Centennial sports’ spirit wear is not sold by the Boosters, but what they sell can be worn to games. This includes their new item, the Centennial temporary tattoos. These cannot be worn in school or while playing a sport, but the Boosters are promoting them as something to be worn by the fans. They will be sold at sporting events along with sweatpants, sweatshirts, T-shirts, and other items. The profits go towards extra- curricular events including Drama, sports teams, Wingspan, and After Prom.
“Support the Boosters and you’ll support all after school activities, not just the athletics,” says Michelle Berry. Support can be shown by purchasing items from them or by becoming a member.
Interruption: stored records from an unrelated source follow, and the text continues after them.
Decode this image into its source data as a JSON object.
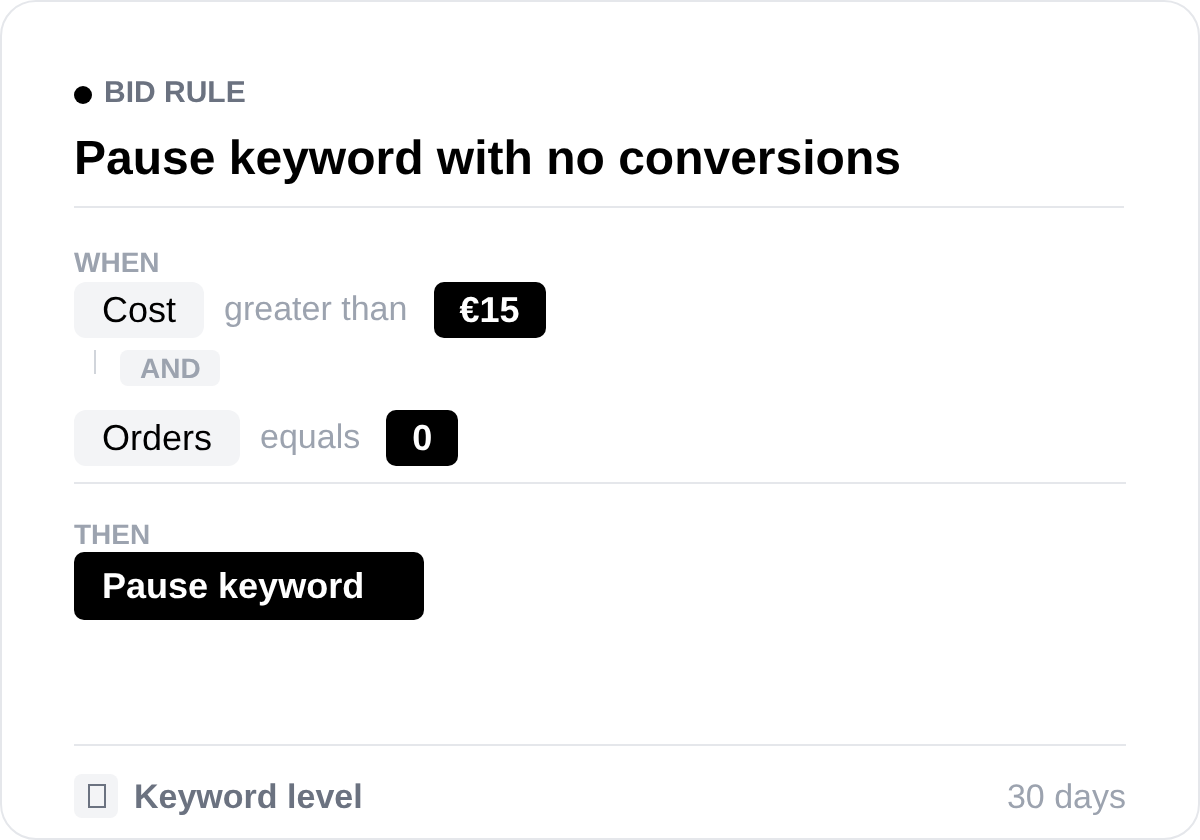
{
  "card": {
    "eyebrow": "BID RULE",
    "title": "Pause keyword with no conversions"
  },
  "when": {
    "label": "WHEN",
    "conditions": [
      {
        "field": "Cost",
        "operator": "greater than",
        "value": "€15"
      },
      {
        "field": "Orders",
        "operator": "equals",
        "value": "0"
      }
    ],
    "connector": "AND"
  },
  "then": {
    "label": "THEN",
    "action": "Pause keyword"
  },
  "footer": {
    "scope": "Keyword level",
    "window": "30 days"
  }
}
The only requirements for membership are to be a Centennial parent and to give a donation. The Boosters can be found at many after school activities, but they also have a website (centennialboostersonline.com) where jackets, dry fit polos, and other spirit wear can be purchased.
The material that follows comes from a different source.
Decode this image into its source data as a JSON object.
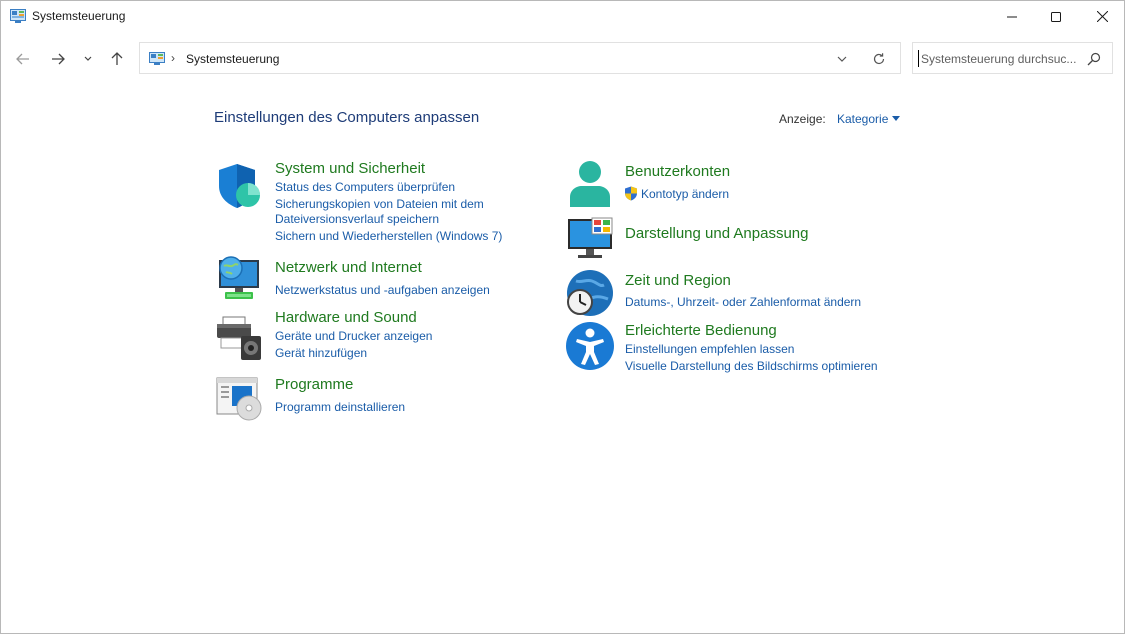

A portion of the Centennial parking lot has been marked as “reserved”
within the past two weeks, a new addition that has not been a part of
the parking lot since last
22 spaces, out of an available 395, are sectioned off on the side of
the school closest to the gym and dance studio.
According to Assistant Principals Kevin Dorsey and Pamela West, there
has always been a “reserved” section of the parking lot, but since the
parking lot was redone last year, there was not an opportunity to
remark the necessary spaces until this year.
West pointed out that despite this slight intrusion onto what is
generally student parking, there are still plenty of available spaces.
She also reported that the section is designed to provide the athletic
director, Jean Vanderpool, as well as physical education, theatre and
dance teachers with an area to park close to where their classrooms
Students will be towed if they blatantly ignore multiple warnings from
Security Guard Mike Guizzotti, reported West.
Photo Credit: Corey Grable & Caitlin Martin
On Thursday September 13, 2012, a Board of Education meeting was held
in Ellicott City in order to consider a change to the grading scale
for county high schools.
There were three options for possible changes to the grading scale,
but no decision was made. At the meeting, it was decided that more
information must be gathered before a final decision is made.
At the meeting it was debated whether to keep the grading scale as the
current 10 point scale, use only percentage points until the final
grade is calculated at the end of the course, or to use a plus-minus
“I think we should keep it the same,” said sophomore Andrew Pelletier
about the grading scale. “It’s working how it is.”
If the plus-minus system is adopted, students will still receive
letter grades, however there will now be a plus or minus grade for
each letter. This would be a more accurate representation of the
students’ score, however it would also affect the students’ GPA’s.
This could adversely affect athletes who currently maintain the C
average necessary to be eligible to play sports; a C minus would make
their GPA lower than the 2.0 that is required.
The percentage system would also provide a more accurate view of the
grade the students’ earn, but it will not affect GPA’s any differently
than the current system.
The current grading scale is being criticized for having codes that do
not relate to the grade the student earned, such as codes for not
showing up for a final or entering late into the course.